  Recently I've been preparing my equipment/brewing methods to be able to take on my next extreme high gravity brew.  I'm planning in the future to brew a beer akin to Sam Adam's Utopias (around 28% ABV) maybe by using freeze distilling and aging for a very long time.  I have several beers lined up before I take this monster on but I'm in the planning stages now.  
Pure O2 Through a Diffusion Stone
  One of the changes I'm employing is using pure O2 to oxygenate my chilled wort before pitching the yeast.  By injecting pure O2 through the wort with a diffusion stone I reduce the amount of time it takes to oxygenate to my wort (35-45 sec blast) and add a higher level and purer quality of O2 in the wort for the yeast.  This strengthens the cell walls of the yeast and allows for healthier and better prepared yeast in a high gravity environment.         

Monday, April 23, 2012

Kilt-Lifter Scottish Wee Heavy

I've brewed this wee heavy before and I thought it was good so I deiced to try my hand at this recipe again and keg it.  The term "Wee Heavy" is just another name for a Scottish Strong Ale.  This wee heavy has some peat smoked malt that imparts a subtle smokiness to the beer and stylistically has lower carbonation closer to English style beers.  Scotland, as one might imagine, has a rich brewing history. Ancient Greek explorers even commented on the fact that the inhabitants of Caledonia (Ancient Scotland) were skilled in the art of brewing a potent beverage.  The Scots had a unique way of distinguishing beer style by price.  Scottish beers were separated and named by price (shilling).  It was largely understood that:

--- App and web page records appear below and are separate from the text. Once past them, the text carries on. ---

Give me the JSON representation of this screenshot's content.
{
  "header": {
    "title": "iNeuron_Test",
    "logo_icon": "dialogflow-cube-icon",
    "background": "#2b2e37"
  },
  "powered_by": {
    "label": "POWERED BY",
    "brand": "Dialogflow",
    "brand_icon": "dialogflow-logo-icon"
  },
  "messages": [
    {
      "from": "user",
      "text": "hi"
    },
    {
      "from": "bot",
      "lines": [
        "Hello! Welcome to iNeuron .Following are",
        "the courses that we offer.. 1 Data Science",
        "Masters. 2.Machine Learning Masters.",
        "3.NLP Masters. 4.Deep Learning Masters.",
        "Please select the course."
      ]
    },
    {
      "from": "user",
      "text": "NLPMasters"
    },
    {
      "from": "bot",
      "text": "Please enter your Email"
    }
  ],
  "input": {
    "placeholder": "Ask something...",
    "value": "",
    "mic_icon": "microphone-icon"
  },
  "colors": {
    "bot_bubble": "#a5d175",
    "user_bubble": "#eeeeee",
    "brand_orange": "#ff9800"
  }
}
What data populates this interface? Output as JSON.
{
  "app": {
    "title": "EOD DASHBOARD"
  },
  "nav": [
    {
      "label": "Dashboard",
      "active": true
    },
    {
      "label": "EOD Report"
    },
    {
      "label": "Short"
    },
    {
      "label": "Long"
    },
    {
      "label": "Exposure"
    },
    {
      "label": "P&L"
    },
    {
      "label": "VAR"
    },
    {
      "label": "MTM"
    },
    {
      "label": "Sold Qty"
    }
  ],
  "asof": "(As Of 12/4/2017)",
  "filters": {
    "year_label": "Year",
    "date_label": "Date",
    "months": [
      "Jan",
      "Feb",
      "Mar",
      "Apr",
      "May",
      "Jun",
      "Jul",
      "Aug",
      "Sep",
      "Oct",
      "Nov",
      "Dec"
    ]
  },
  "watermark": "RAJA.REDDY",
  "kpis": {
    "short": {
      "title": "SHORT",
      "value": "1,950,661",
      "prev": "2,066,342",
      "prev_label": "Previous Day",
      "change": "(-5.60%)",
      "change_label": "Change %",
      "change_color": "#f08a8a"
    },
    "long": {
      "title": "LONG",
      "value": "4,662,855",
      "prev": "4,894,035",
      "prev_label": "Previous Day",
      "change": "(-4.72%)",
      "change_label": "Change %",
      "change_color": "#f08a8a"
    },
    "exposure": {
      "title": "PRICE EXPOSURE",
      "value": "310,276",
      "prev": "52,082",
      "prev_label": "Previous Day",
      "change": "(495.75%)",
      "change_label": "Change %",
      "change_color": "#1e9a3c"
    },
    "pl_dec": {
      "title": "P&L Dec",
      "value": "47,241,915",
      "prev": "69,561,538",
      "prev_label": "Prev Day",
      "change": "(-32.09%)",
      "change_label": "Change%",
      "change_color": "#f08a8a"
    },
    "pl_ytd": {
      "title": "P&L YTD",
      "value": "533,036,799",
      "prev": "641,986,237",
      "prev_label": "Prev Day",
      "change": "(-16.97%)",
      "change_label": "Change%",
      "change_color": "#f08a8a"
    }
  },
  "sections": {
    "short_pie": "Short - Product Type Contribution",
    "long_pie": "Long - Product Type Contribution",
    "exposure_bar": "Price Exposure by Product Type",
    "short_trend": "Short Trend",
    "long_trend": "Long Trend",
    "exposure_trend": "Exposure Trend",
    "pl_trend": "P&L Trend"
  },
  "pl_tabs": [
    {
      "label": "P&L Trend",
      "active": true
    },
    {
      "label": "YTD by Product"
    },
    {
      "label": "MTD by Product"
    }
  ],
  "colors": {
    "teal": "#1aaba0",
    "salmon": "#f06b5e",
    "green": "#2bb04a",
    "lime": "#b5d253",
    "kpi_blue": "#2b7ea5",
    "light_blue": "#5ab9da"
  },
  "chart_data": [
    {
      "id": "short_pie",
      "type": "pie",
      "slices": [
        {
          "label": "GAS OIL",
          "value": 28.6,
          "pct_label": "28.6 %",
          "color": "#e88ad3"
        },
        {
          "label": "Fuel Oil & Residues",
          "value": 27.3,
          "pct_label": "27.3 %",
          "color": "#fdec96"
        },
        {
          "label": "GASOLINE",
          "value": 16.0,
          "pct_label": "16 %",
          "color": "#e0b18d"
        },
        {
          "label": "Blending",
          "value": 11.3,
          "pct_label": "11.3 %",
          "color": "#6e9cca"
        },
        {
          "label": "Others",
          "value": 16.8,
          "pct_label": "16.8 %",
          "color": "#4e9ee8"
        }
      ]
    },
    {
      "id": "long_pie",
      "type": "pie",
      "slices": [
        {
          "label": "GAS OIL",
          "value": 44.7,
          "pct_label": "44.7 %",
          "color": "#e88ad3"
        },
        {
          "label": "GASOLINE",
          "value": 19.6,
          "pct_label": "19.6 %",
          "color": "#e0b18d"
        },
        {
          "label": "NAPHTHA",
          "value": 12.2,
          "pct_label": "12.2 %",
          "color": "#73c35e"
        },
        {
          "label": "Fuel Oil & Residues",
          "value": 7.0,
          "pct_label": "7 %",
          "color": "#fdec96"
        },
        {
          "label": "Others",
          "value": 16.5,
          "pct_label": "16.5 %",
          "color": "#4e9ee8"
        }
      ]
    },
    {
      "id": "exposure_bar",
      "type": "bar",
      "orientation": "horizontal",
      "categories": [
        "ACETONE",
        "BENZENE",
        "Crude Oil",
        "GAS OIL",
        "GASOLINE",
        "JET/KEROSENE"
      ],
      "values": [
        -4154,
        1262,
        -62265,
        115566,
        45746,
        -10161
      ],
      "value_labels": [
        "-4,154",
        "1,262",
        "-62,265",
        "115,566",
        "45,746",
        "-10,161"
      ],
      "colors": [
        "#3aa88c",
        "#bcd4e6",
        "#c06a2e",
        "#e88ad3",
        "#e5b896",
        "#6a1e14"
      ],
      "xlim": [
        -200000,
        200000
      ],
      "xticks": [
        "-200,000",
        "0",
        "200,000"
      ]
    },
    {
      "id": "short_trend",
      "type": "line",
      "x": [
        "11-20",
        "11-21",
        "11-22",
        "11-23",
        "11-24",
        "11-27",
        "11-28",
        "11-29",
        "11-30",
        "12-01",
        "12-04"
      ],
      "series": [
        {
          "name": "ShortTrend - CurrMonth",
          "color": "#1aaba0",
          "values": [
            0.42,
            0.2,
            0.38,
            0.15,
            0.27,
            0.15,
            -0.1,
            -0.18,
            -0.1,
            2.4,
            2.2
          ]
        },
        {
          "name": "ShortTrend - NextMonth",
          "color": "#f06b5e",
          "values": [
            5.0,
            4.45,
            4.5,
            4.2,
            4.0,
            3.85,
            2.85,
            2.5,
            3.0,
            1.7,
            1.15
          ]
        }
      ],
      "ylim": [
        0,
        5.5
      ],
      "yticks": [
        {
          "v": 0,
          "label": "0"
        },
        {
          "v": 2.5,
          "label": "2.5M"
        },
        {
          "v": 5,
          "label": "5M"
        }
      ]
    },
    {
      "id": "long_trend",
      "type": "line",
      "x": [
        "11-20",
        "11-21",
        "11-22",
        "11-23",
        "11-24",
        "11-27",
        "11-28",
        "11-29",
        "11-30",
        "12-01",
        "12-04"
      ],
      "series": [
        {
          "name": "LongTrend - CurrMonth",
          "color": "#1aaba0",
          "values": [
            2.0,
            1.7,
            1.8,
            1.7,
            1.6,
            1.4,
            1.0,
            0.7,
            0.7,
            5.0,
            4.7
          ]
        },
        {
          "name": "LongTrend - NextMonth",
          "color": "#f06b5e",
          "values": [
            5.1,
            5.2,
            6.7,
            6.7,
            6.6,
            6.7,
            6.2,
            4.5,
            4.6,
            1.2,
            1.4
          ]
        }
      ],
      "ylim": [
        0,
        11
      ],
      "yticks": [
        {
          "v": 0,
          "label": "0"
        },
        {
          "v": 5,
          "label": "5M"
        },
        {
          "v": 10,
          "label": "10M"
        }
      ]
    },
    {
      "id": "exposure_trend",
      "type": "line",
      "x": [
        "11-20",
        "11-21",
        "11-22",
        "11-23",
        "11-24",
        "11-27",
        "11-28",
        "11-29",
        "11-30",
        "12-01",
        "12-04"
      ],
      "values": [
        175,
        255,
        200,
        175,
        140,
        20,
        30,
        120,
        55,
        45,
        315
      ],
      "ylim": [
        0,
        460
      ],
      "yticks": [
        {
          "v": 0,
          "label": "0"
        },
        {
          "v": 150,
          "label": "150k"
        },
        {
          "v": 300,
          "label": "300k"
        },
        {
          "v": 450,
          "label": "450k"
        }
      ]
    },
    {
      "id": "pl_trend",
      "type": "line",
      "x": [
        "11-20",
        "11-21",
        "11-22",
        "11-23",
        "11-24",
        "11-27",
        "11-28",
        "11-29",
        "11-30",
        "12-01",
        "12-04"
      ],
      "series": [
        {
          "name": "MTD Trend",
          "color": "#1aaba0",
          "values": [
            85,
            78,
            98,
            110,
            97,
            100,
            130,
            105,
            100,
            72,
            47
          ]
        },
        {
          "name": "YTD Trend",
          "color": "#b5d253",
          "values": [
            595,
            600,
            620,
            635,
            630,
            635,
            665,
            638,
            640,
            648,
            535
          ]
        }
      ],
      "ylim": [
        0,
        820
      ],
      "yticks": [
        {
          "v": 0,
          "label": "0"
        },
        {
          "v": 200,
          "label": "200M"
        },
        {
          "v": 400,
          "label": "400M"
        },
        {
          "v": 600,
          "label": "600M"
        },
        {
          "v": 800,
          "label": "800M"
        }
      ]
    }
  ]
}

(60/-) was under 3.5% abv
(70/-) was between 3.5% and 4.0% abv
(80/-) was between 4.0% and 5.5% abv
Wee heavy
(90/-) was over 6.0% abv
(/- is read as "shilling" or "bob" as in "a pint of eighty-bob, please")

Mash in was 170*F (Strike) to hit 154*F and kept it for 60 mins (1 qt/lb).  Mash went smooth and mostly uneventful except that the addition of 6 gals of sparge water (1.47 qt/lb) caused my 10 gal mash-tun to overflow a bit.  Evidently I need to fix that in my program (beer tools pro).  The program has seemed to stop calculating water level in containing vessel.  There was a lot of grain on this one (16.3 lbs) so that's why the sparge water was a bit over the mash-tun.  

My eff. was fairly good for such a big batch  (69%).  Was shooting for 65%.  Started at 7.9-8 gals pre-boil vol.  Boiled for about 80 mins down to around 5.25 gals.  I did end-up adding a late addition of 1.5 lbs of light DME to the boil.  That puts me at 1.091 starting gravity.  The final gravity on this beer should be higher (Maybe around 1.023).  So I figure it will weigh in around 8.7-9% ABV.

New Plate Counter Flow Chiller
My new counter-flow plate chiller worked like a charm.  Went from boiling to around 60*F with-in 20 mins.  Transferred the wort to my 6.5 gal carboy added O2 and pitched my 1.5 quart starter from my stir plate.  Ferment around 63-65*F for about 7 days.  Then I'll raise to 70*F for another 7 days and keg.